The Scarlet Drop 1918.jpg
Film poster
Directed by John Ford
Written by John Ford
George Hively
Starring Harry Carey
Cinematography Ben F. Reynolds
Distributed by Universal Film Manufacturing
Release dates
  • April 22, 1918 (1918-04-22)
Running time
50 minutes
Country United States
Language Silent (English intertitles)

The Scarlet Drop is a 1918 American Western film directed by John Ford and featuring Harry Carey. Just over 30 minutes of footage of the film now survives in the Getty Images Archive.[1]

Plot[edit]

As described in a film magazine,[2] "Kaintuck" Ridge (Carey), refused admission to the local militia to fight on the side of Union in the American Civil War, joins a gang of marauders and at the end of the conflict finds himself a fugitive with a price on his head. He goes west and becomes a bandit. Marley Calvert (Pegg), who kept Kaintuck out of the army, also goes west and takes up mining. Betty Calvert (Schade) is taken captive when Kaintuck holds up a stage coach. His hatred for the Calverts is overcome by his admiration for Molly (Malone) and later, when her honor is attacked by a former suitor, he defends her and wins her love.

Cast[edit]

Reception[edit]

Like many American films of the time, The Scarlet Drop was subject to cuts by city and state film censorship boards. For example, the Chicago Board of Censors issued an Adults Only permit for the film and cut, in Reel 2, the shooting of man standing in church yard, Reel 3, placing tree in road, all scenes of coach holdup except where young woman and bandit are conversing, two scenes of outlaws taking spoils from passengers, Reel 5, three fight scenes were man presses knife towards opponent, two scenes of men throwing knives, and man shooting Ridge.[3]

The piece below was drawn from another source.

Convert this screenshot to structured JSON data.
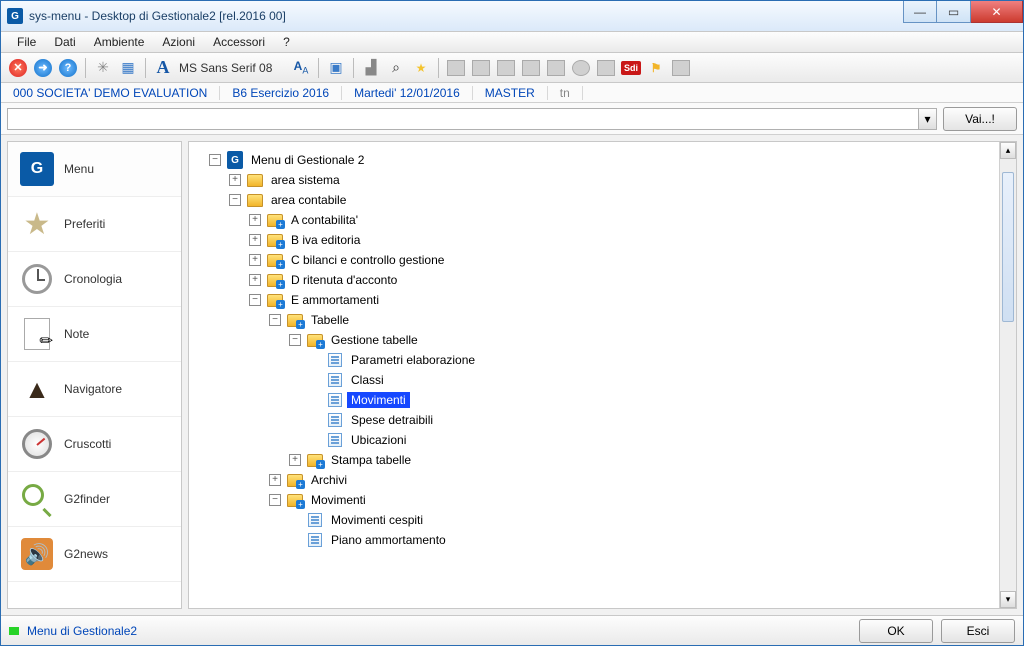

See also[edit]

References[edit]

  1. ^ "Progressive Silent Film List: The Scarlet Drop". silentera.com. Retrieved March 1, 2008. 
  2. ^ "Reviews: The Scarlet Drop". Exhibitors Herald (New York City: Exhibitors Herald Company) 6 (17): 28. April 20, 1918. 
  3. ^ "Official Cut-Outs by the Chicago Board of Censors". Exhibitors Herald (New York City: Exhibitors Herald Company) 6 (19): 31. May 4, 1918. 

External links[edit]